THE PROBLEM —
Below are some records. Copy every line in them that holds "dark".

RECORDS PROVIDED —

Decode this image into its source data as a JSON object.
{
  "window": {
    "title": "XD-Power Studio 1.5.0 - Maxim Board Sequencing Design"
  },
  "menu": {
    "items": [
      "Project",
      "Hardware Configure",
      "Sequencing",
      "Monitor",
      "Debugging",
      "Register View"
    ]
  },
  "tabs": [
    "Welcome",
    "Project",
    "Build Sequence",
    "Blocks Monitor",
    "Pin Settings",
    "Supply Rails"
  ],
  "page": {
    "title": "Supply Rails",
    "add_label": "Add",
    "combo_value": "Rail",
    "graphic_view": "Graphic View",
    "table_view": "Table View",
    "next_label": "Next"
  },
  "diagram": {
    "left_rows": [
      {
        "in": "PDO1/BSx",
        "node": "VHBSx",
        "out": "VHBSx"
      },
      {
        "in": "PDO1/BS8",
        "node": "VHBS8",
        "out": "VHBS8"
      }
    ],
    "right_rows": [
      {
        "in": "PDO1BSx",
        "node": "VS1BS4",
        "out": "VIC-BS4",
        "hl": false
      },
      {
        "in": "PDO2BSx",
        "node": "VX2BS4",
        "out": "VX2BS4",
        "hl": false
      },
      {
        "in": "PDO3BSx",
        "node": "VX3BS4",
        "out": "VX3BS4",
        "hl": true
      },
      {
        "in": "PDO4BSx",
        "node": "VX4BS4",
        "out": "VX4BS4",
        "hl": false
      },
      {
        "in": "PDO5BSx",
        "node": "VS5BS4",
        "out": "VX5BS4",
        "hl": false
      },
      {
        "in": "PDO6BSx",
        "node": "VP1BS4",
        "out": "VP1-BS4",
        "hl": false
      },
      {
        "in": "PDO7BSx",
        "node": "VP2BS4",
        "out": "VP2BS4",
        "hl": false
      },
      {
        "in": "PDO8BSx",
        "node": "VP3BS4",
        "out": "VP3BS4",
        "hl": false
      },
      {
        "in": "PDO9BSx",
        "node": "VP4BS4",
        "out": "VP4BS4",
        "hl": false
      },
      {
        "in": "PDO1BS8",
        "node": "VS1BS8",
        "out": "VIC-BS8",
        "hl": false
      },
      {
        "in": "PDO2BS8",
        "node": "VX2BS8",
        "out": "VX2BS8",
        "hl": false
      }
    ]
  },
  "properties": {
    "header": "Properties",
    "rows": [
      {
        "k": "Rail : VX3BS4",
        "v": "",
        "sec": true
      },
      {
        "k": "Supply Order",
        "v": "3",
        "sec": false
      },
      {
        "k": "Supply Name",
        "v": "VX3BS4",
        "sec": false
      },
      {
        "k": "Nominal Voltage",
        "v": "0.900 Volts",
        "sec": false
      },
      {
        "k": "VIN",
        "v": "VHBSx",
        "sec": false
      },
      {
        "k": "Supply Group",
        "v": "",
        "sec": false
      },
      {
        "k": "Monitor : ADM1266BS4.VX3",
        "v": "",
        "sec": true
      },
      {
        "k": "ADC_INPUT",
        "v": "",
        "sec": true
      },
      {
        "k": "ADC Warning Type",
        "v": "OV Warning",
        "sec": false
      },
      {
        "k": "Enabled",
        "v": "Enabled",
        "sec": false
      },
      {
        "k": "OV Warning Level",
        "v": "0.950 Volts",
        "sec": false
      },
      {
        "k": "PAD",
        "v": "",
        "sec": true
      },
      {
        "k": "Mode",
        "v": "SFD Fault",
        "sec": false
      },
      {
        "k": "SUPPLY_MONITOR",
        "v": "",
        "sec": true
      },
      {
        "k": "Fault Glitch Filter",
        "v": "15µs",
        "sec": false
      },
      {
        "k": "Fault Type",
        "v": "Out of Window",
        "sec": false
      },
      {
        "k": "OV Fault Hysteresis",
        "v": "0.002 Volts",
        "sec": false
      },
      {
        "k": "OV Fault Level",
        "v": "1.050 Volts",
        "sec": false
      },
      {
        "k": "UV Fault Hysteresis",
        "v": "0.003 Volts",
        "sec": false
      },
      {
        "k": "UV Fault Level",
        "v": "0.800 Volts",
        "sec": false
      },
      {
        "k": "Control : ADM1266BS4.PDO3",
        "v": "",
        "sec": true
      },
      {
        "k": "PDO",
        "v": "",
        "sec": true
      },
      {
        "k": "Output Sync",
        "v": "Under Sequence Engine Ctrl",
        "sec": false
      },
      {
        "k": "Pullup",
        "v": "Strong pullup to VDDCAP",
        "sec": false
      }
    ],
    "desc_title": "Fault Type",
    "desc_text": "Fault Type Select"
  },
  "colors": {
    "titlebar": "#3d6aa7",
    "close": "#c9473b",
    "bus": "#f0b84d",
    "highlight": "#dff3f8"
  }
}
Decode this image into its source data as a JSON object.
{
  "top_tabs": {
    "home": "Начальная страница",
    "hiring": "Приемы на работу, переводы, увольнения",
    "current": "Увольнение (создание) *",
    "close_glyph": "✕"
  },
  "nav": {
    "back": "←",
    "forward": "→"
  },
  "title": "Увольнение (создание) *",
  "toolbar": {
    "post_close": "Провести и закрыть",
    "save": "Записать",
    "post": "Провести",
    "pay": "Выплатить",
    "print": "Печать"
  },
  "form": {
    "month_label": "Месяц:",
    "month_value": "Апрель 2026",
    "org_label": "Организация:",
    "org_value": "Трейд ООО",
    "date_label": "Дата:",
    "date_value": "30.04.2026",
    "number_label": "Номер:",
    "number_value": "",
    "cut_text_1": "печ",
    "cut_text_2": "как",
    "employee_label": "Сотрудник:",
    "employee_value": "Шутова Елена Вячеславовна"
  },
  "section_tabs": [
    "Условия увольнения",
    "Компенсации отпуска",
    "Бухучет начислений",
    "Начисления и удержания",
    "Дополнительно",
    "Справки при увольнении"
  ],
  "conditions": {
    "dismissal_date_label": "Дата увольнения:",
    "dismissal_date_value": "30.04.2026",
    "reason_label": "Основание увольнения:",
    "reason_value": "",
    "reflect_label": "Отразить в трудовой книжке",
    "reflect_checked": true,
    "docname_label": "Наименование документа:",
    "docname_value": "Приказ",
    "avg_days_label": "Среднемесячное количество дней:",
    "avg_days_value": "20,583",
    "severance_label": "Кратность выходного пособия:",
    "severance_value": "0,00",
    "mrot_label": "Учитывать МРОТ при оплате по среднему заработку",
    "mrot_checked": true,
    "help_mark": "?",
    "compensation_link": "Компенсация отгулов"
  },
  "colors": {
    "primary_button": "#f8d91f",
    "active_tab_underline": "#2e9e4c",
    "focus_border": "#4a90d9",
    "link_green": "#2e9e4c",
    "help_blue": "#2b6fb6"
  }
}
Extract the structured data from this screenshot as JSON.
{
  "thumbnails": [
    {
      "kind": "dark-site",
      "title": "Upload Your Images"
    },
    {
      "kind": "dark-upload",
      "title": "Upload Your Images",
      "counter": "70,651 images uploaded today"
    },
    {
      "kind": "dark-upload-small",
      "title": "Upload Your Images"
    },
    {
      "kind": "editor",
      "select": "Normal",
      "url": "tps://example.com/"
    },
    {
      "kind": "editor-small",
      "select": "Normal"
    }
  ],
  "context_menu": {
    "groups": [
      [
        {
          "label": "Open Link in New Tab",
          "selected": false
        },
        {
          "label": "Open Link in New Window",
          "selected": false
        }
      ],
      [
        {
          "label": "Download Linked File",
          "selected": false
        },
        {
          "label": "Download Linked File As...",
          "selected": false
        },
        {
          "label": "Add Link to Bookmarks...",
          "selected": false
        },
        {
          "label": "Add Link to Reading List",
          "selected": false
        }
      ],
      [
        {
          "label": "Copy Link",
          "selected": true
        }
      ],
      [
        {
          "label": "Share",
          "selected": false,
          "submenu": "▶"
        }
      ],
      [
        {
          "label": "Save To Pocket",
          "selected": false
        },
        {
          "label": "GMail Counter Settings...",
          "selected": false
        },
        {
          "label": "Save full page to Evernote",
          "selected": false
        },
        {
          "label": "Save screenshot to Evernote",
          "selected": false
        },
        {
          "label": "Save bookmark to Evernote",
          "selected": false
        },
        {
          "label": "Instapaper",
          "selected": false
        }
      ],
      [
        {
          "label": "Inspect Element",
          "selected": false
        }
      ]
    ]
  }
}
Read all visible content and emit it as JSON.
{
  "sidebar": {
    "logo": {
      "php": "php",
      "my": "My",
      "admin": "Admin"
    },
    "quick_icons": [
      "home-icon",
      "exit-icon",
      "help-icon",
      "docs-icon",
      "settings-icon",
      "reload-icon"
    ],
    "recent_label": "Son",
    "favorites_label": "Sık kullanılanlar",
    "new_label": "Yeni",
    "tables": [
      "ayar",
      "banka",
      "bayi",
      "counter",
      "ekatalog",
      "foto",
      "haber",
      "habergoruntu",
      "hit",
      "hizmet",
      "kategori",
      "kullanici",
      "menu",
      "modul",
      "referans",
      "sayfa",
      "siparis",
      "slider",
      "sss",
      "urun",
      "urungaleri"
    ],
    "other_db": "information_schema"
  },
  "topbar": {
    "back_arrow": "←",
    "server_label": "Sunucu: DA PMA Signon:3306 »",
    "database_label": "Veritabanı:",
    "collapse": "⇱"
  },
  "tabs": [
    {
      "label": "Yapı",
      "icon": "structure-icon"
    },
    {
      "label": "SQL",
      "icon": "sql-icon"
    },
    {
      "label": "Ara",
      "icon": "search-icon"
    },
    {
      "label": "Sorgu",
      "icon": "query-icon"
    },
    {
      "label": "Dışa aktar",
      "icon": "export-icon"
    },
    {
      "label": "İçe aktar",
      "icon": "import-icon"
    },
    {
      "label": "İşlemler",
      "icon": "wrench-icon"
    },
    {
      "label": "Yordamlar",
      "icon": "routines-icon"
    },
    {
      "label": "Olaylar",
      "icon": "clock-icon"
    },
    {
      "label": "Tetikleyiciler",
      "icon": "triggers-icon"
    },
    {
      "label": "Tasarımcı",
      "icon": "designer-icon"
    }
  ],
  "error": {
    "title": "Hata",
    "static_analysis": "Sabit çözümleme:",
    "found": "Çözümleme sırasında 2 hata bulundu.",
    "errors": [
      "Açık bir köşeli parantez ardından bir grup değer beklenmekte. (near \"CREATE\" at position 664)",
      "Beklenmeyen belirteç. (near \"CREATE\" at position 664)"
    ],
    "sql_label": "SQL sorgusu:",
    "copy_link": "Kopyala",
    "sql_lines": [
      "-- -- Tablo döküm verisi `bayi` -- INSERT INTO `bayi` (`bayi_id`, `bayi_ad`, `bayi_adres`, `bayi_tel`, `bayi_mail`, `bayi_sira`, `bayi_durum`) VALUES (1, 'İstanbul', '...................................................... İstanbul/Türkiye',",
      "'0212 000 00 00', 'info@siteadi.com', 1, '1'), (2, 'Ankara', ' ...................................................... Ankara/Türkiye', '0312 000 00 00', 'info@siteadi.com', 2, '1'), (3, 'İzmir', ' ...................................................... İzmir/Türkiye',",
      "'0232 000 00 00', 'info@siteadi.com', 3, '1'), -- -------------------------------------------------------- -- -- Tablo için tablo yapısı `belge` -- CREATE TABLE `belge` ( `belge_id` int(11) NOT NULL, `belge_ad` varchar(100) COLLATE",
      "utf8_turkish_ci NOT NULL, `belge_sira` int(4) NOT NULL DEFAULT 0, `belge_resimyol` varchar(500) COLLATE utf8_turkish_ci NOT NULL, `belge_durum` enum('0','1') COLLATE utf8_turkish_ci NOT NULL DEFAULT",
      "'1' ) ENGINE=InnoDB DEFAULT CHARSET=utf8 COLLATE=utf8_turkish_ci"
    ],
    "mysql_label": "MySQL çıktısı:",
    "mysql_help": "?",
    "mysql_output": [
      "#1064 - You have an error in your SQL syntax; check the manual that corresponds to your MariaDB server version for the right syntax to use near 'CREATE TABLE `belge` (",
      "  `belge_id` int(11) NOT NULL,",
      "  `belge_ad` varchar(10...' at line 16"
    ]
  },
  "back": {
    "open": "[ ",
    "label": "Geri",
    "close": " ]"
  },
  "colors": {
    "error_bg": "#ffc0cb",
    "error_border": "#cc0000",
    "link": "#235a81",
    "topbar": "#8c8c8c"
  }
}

RESPONSE AREA —
      "kind": "dark-site",
      "kind": "dark-upload",
      "kind": "dark-upload-small",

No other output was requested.